■ WHAT IS BEING ASKED ■
Would you please copy every line below that includes the string "Core"?

Web page and app entries
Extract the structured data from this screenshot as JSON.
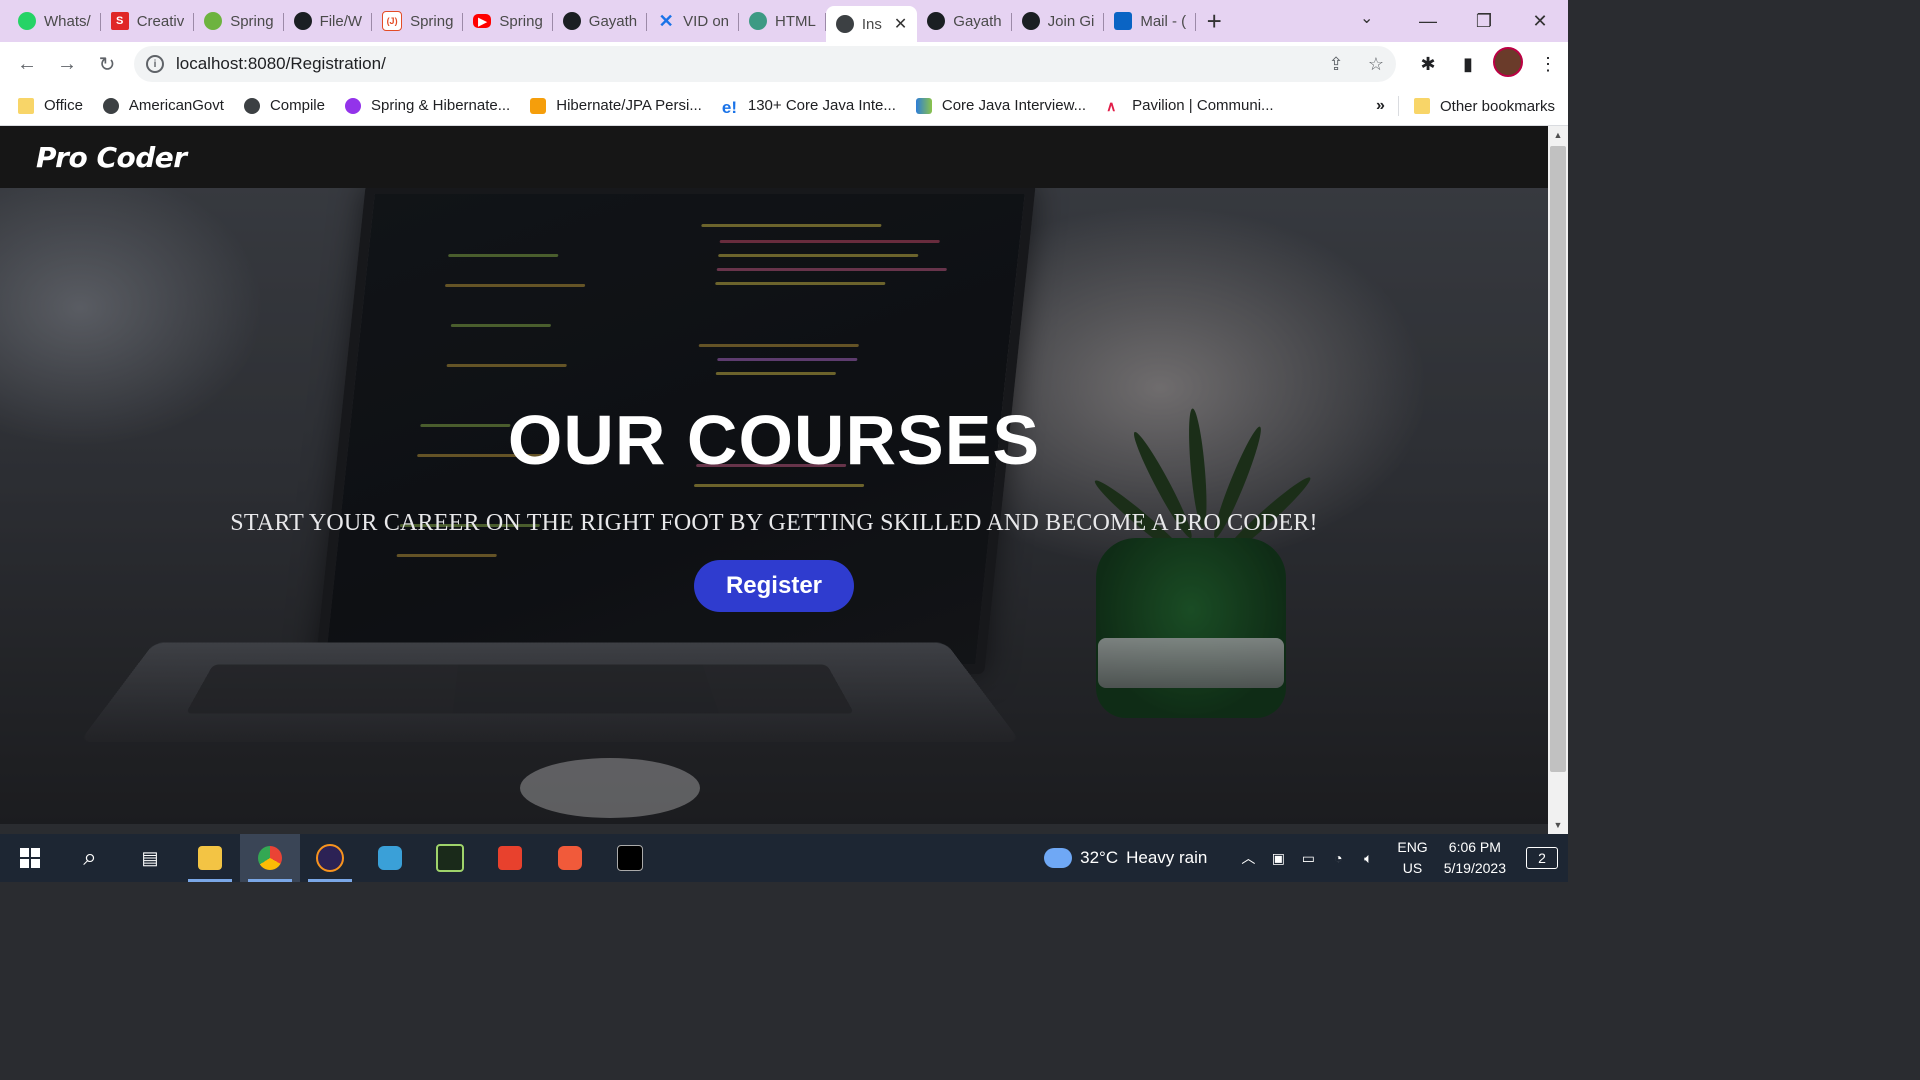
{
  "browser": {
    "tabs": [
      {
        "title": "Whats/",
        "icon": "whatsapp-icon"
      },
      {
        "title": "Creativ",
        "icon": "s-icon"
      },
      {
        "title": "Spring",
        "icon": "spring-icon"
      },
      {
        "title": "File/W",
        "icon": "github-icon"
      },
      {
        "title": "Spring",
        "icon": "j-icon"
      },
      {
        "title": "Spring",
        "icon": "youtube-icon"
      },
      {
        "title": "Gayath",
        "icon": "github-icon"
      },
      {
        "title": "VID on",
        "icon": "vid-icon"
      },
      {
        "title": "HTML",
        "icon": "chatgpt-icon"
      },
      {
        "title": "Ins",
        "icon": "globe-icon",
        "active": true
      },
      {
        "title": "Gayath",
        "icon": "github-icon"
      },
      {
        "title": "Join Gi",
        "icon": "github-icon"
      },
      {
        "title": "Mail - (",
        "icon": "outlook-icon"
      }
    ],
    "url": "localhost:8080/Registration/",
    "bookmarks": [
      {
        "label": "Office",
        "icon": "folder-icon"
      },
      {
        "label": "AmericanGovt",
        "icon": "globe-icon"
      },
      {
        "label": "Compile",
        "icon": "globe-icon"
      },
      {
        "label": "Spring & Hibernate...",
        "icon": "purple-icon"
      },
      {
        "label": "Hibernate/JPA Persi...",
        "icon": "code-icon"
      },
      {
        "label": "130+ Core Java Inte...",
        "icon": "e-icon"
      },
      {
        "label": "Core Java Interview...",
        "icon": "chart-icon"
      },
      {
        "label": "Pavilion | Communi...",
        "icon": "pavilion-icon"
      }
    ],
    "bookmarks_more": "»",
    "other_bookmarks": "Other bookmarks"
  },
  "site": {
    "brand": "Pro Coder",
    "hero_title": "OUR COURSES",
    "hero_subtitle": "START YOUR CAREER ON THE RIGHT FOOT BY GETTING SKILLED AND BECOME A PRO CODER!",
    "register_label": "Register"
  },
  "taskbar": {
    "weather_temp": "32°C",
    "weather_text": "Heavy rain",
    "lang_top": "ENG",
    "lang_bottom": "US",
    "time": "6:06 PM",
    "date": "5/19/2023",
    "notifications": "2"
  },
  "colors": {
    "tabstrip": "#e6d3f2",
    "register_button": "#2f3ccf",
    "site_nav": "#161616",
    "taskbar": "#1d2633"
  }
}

■ COMPLETED TASK ■
        "label": "130+ Core Java Inte...",
        "label": "Core Java Interview...",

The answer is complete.